The architects of Badajoz’ congress centre would not have dreamt of this honour, even though they were convinced of their performance, but it went beyond their expectations. The Museum of Modern Art (MOMA) in New York recorded their new construction as among the 53 most significant of Spain’s edifices in the last 30 years. The MOMA unveiled each of theses works in the course of an exhibition. That is why illustrations of the congress centre are displayed together with works by Zaha Hadid and Jean Nouvel. This exhibition is not the first, and not at all the last, that pays a tribute to the Palaco de Congresos by José Selgas and Lucia Cano Laso. Even the stage and lighting in the auditorium were awarded with a prize. The seats of the main auditorium obtained one of the most important of Europe’s prizes for design in Stockholm. This room can hold approximately 900 people.
The Palacio does not fit in with where it is located, because it stands directly before the wide town wall dating from the 17th century. Like many other towns of the same period, Badajoz was provided with a new fortification based on the plans of the French engineer Vauban. Near this defiant town wall stands today a resplendent and friendly rotunda. When approaching the congress centre, you will realise that the building is not constructed near the town wall but in fact above it. The Palacio seems to have been put on the defence building, depriving it of its main function. Whenever press conferences are held in the auditorium, speakers sit turning their back to the defence wall and the attendants are in front of it. Anyone who has already visited the impressive town fortification knows how fresh and playful the new congress centre appears at this place.
The architecture of an edifice does not play an important role when there happens to be a fair taking place. In this respect, Badajoz has an advantage that it can be reached from all directions. It is 200 kilometres by car from Seville in the south and from Lisbon in the west. From Salamanca you drive 300 kilometres on a motorway on which you will never be stuck in traffic. There are flights several times a day from Madrid and Barcelona to Badajoz. Moreover, as a border town Badajoz has got plenty of hotel accommodation in all price ranges.
The congress centre in Extremadura’s capital also has relatively the same features as those of Badajoz. The congress centre of Merida is located just five minutes from the motorway A66, which has recently been enlarged in the north of the city.

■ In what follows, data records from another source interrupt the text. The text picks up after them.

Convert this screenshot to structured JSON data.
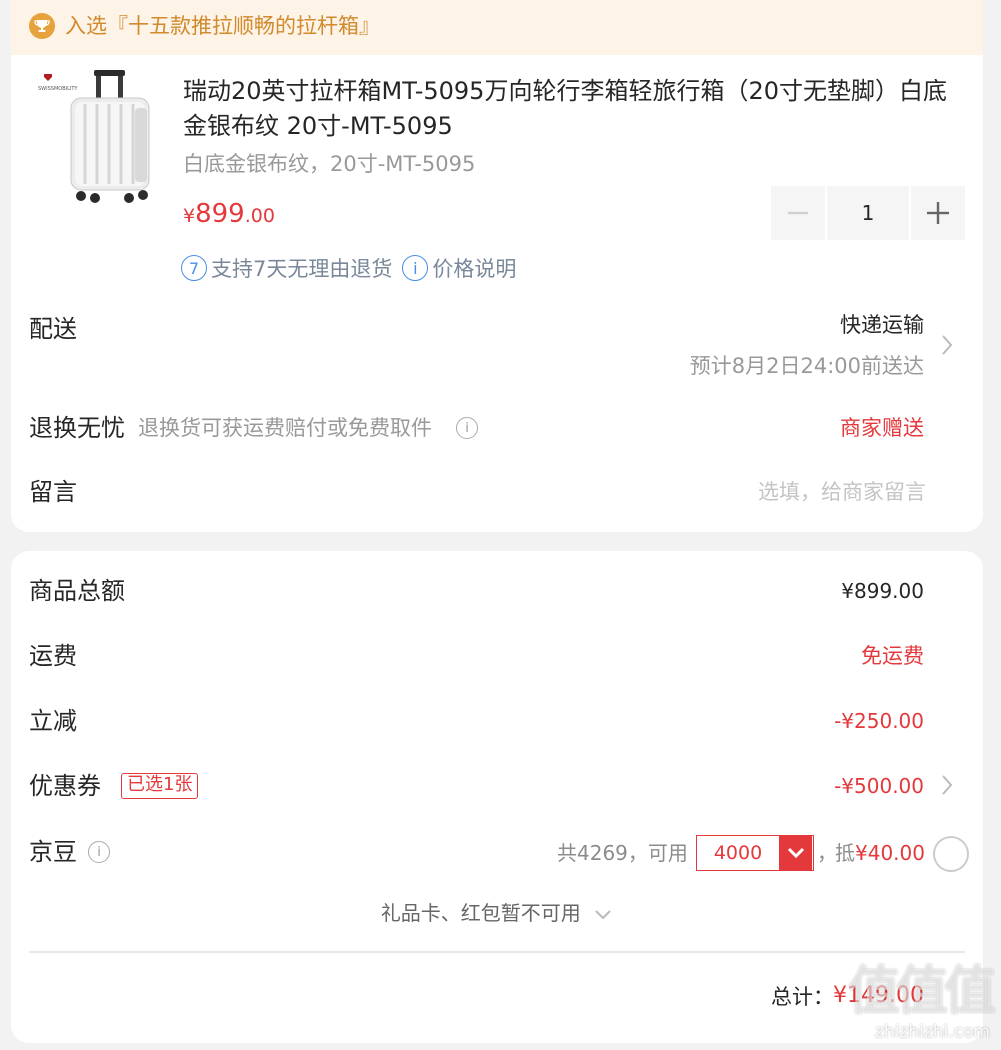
{
  "banner": {
    "text": "入选『十五款推拉顺畅的拉杆箱』"
  },
  "product": {
    "brand_logo_text": "SWISSMOBILITY",
    "title": "瑞动20英寸拉杆箱MT-5095万向轮行李箱轻旅行箱（20寸无垫脚）白底金银布纹 20寸-MT-5095",
    "spec": "白底金银布纹，20寸-MT-5095",
    "price_symbol": "¥",
    "price_int": "899",
    "price_dec": ".00",
    "quantity": "1",
    "service_badge": "7",
    "service_text": "支持7天无理由退货",
    "price_info_badge": "i",
    "price_info_text": "价格说明"
  },
  "delivery": {
    "label": "配送",
    "method": "快递运输",
    "eta": "预计8月2日24:00前送达"
  },
  "returns": {
    "label": "退换无忧",
    "description": "退换货可获运费赔付或免费取件",
    "gift": "商家赠送"
  },
  "message": {
    "label": "留言",
    "placeholder": "选填，给商家留言"
  },
  "summary": {
    "subtotal_label": "商品总额",
    "subtotal_value": "¥899.00",
    "shipping_label": "运费",
    "shipping_value": "免运费",
    "discount_label": "立减",
    "discount_value": "-¥250.00",
    "coupon_label": "优惠券",
    "coupon_badge": "已选1张",
    "coupon_value": "-¥500.00",
    "beans_label": "京豆",
    "beans_total": "共4269，可用",
    "beans_selected": "4000",
    "beans_sep": "，",
    "beans_deduct_prefix": "抵",
    "beans_deduct_amount": "¥40.00",
    "gift_card_note": "礼品卡、红包暂不可用",
    "total_label": "总计：",
    "total_value": "¥149.00"
  },
  "watermark": {
    "logo": "值值值",
    "url": "zhizhizhi.com"
  },
  "colors": {
    "accent_red": "#e4393c",
    "banner_bg": "#fdf3e7",
    "banner_text": "#d18a2c",
    "info_blue": "#4a90e2"
  }
}
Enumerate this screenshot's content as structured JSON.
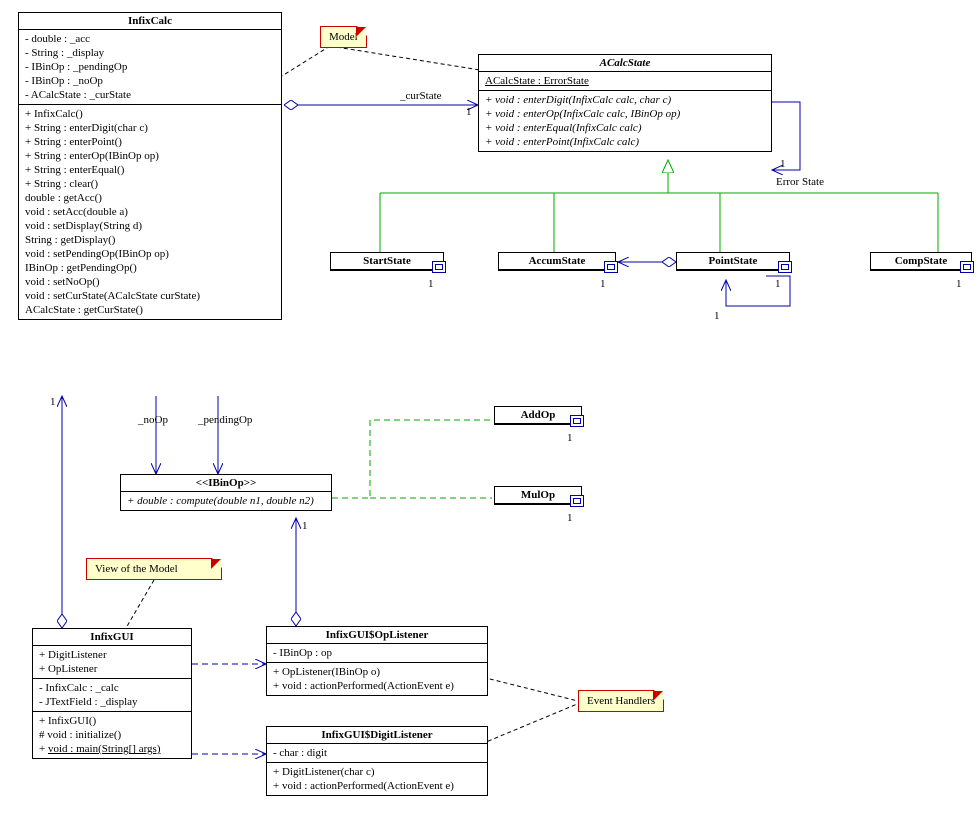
{
  "notes": {
    "model": "Model",
    "view": "View of the Model",
    "handlers": "Event Handlers"
  },
  "classes": {
    "infixcalc": {
      "name": "InfixCalc",
      "attrs": [
        {
          "vis": "-",
          "text": "double : _acc"
        },
        {
          "vis": "-",
          "text": "String : _display"
        },
        {
          "vis": "-",
          "text": "IBinOp : _pendingOp"
        },
        {
          "vis": "-",
          "text": "IBinOp : _noOp"
        },
        {
          "vis": "-",
          "text": "ACalcState : _curState"
        }
      ],
      "ops": [
        {
          "vis": "+",
          "text": "InfixCalc()"
        },
        {
          "vis": "+",
          "text": "String : enterDigit(char c)"
        },
        {
          "vis": "+",
          "text": "String : enterPoint()"
        },
        {
          "vis": "+",
          "text": "String : enterOp(IBinOp op)"
        },
        {
          "vis": "+",
          "text": "String : enterEqual()"
        },
        {
          "vis": "+",
          "text": "String : clear()"
        },
        {
          "vis": "",
          "text": "double : getAcc()"
        },
        {
          "vis": "",
          "text": "void : setAcc(double a)"
        },
        {
          "vis": "",
          "text": "void : setDisplay(String d)"
        },
        {
          "vis": "",
          "text": "String : getDisplay()"
        },
        {
          "vis": "",
          "text": "void : setPendingOp(IBinOp op)"
        },
        {
          "vis": "",
          "text": "IBinOp : getPendingOp()"
        },
        {
          "vis": "",
          "text": "void : setNoOp()"
        },
        {
          "vis": "",
          "text": "void : setCurState(ACalcState curState)"
        },
        {
          "vis": "",
          "text": "ACalcState : getCurState()"
        }
      ]
    },
    "acalcstate": {
      "name": "ACalcState",
      "attrs": [
        {
          "vis": "",
          "text": "ACalcState : ErrorState",
          "underline": true
        }
      ],
      "ops": [
        {
          "vis": "+",
          "text": "void : enterDigit(InfixCalc calc, char c)",
          "italic": true
        },
        {
          "vis": "+",
          "text": "void : enterOp(InfixCalc calc, IBinOp op)",
          "italic": true
        },
        {
          "vis": "+",
          "text": "void : enterEqual(InfixCalc calc)",
          "italic": true
        },
        {
          "vis": "+",
          "text": "void : enterPoint(InfixCalc calc)",
          "italic": true
        }
      ]
    },
    "startstate": {
      "name": "StartState"
    },
    "accumstate": {
      "name": "AccumState"
    },
    "pointstate": {
      "name": "PointState"
    },
    "compstate": {
      "name": "CompState"
    },
    "addop": {
      "name": "AddOp"
    },
    "mulop": {
      "name": "MulOp"
    },
    "ibinop": {
      "stereotype": "<<IBinOp>>",
      "ops": [
        {
          "vis": "+",
          "text": "double : compute(double n1, double n2)",
          "italic": true
        }
      ]
    },
    "infixgui": {
      "name": "InfixGUI",
      "inner": [
        {
          "vis": "+",
          "text": "DigitListener"
        },
        {
          "vis": "+",
          "text": "OpListener"
        }
      ],
      "attrs": [
        {
          "vis": "-",
          "text": "InfixCalc : _calc"
        },
        {
          "vis": "-",
          "text": "JTextField : _display"
        }
      ],
      "ops": [
        {
          "vis": "+",
          "text": "InfixGUI()"
        },
        {
          "vis": "#",
          "text": "void : initialize()"
        },
        {
          "vis": "+",
          "text": "void : main(String[] args)",
          "underline": true
        }
      ]
    },
    "oplistener": {
      "name": "InfixGUI$OpListener",
      "attrs": [
        {
          "vis": "-",
          "text": "IBinOp : op"
        }
      ],
      "ops": [
        {
          "vis": "+",
          "text": "OpListener(IBinOp o)"
        },
        {
          "vis": "+",
          "text": "void : actionPerformed(ActionEvent e)"
        }
      ]
    },
    "digitlistener": {
      "name": "InfixGUI$DigitListener",
      "attrs": [
        {
          "vis": "-",
          "text": "char : digit"
        }
      ],
      "ops": [
        {
          "vis": "+",
          "text": "DigitListener(char c)"
        },
        {
          "vis": "+",
          "text": "void : actionPerformed(ActionEvent e)"
        }
      ]
    }
  },
  "labels": {
    "curstate": "_curState",
    "noop": "_noOp",
    "pendingop": "_pendingOp",
    "errorstate": "Error State"
  },
  "mult": {
    "one": "1"
  }
}
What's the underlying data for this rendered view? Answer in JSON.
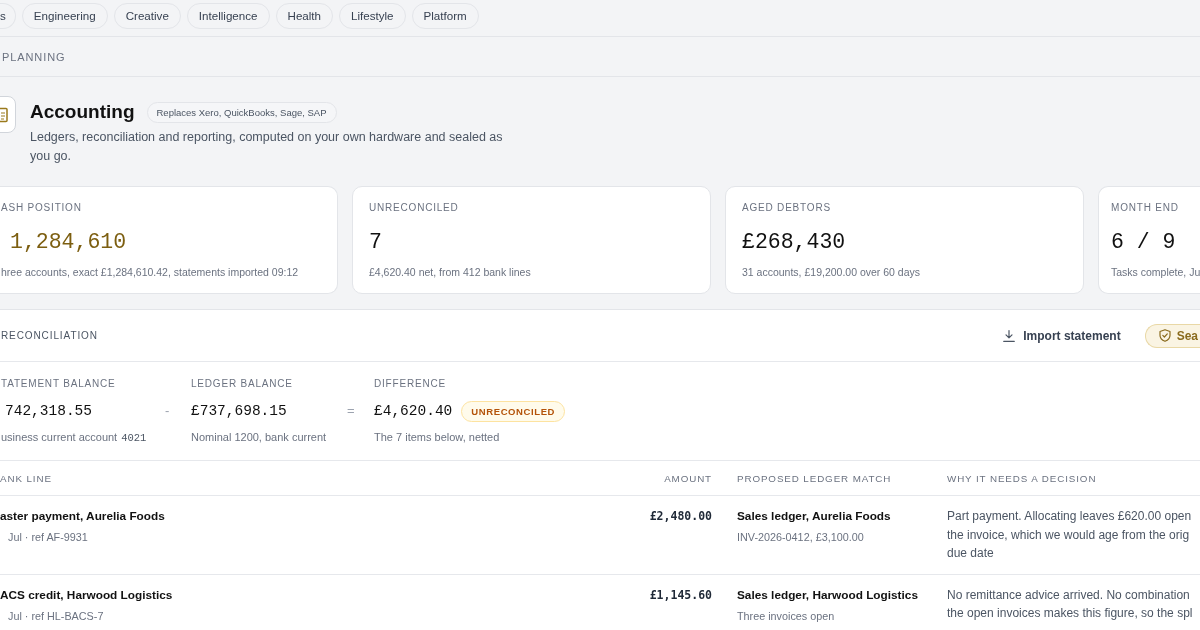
{
  "categories": [
    {
      "label": "s",
      "selected": false
    },
    {
      "label": "Engineering",
      "selected": false
    },
    {
      "label": "Creative",
      "selected": false
    },
    {
      "label": "Intelligence",
      "selected": false
    },
    {
      "label": "Health",
      "selected": false
    },
    {
      "label": "Lifestyle",
      "selected": false
    },
    {
      "label": "Platform",
      "selected": false
    }
  ],
  "section_label": "PLANNING",
  "app": {
    "title": "Accounting",
    "tag": "Replaces Xero, QuickBooks, Sage, SAP",
    "description": "Ledgers, reconciliation and reporting, computed on your own hardware and sealed as you go."
  },
  "stats": [
    {
      "label": "ASH POSITION",
      "value": "1,284,610",
      "note": "hree accounts, exact £1,284,610.42, statements imported 09:12",
      "accent": true
    },
    {
      "label": "UNRECONCILED",
      "value": "7",
      "note": "£4,620.40 net, from 412 bank lines",
      "accent": false
    },
    {
      "label": "AGED DEBTORS",
      "value": "£268,430",
      "note": "31 accounts, £19,200.00 over 60 days",
      "accent": false
    },
    {
      "label": "MONTH END",
      "value": "6 / 9",
      "note": "Tasks complete, Ju",
      "accent": false
    }
  ],
  "reconciliation": {
    "title": "RECONCILIATION",
    "actions": [
      {
        "kind": "import",
        "label": "Import statement"
      },
      {
        "kind": "seal",
        "label": "Sea"
      }
    ],
    "balances": [
      {
        "label": "TATEMENT BALANCE",
        "value": "742,318.55",
        "note": "usiness current account",
        "account": "4021",
        "operator": "-"
      },
      {
        "label": "LEDGER BALANCE",
        "value": "£737,698.15",
        "note": "Nominal 1200, bank current",
        "operator": "="
      },
      {
        "label": "DIFFERENCE",
        "value": "£4,620.40",
        "note": "The 7 items below, netted",
        "status": {
          "label": "UNRECONCILED",
          "reconciled": false
        }
      }
    ],
    "table": {
      "columns": [
        "ANK LINE",
        "AMOUNT",
        "PROPOSED LEDGER MATCH",
        "WHY IT NEEDS A DECISION"
      ],
      "rows": [
        {
          "title": "aster payment, Aurelia Foods",
          "meta": "Jul · ref AF-9931",
          "amount": "£2,480.00",
          "match": "Sales ledger, Aurelia Foods",
          "match_detail": "INV-2026-0412, £3,100.00",
          "reason": "Part payment. Allocating leaves £620.00 open\nthe invoice, which we would age from the orig\ndue date"
        },
        {
          "title": "ACS credit, Harwood Logistics",
          "meta": "Jul · ref HL-BACS-7",
          "amount": "£1,145.60",
          "match": "Sales ledger, Harwood Logistics",
          "match_detail": "Three invoices open",
          "reason": "No remittance advice arrived. No combination\nthe open invoices makes this figure, so the spl"
        }
      ]
    }
  }
}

The auditorium has a capacity of 1,000 seats and is equipped with an exhibition area of 900 square metres. Thus, exhibiting companies have enough space to comfortably present their products and ideas. Merida is also well prepared to receive a large numbers of guests. Hotels in the inner city can be easily reached in ten minutes by foot via the pedestrian bridge of the Guardiana. The congress centre by the riverside is also in good keeping with the ancient town constructions. The distance between the ancient Roman Bridge and the congress centre is so short that it can be walked during a lunch break.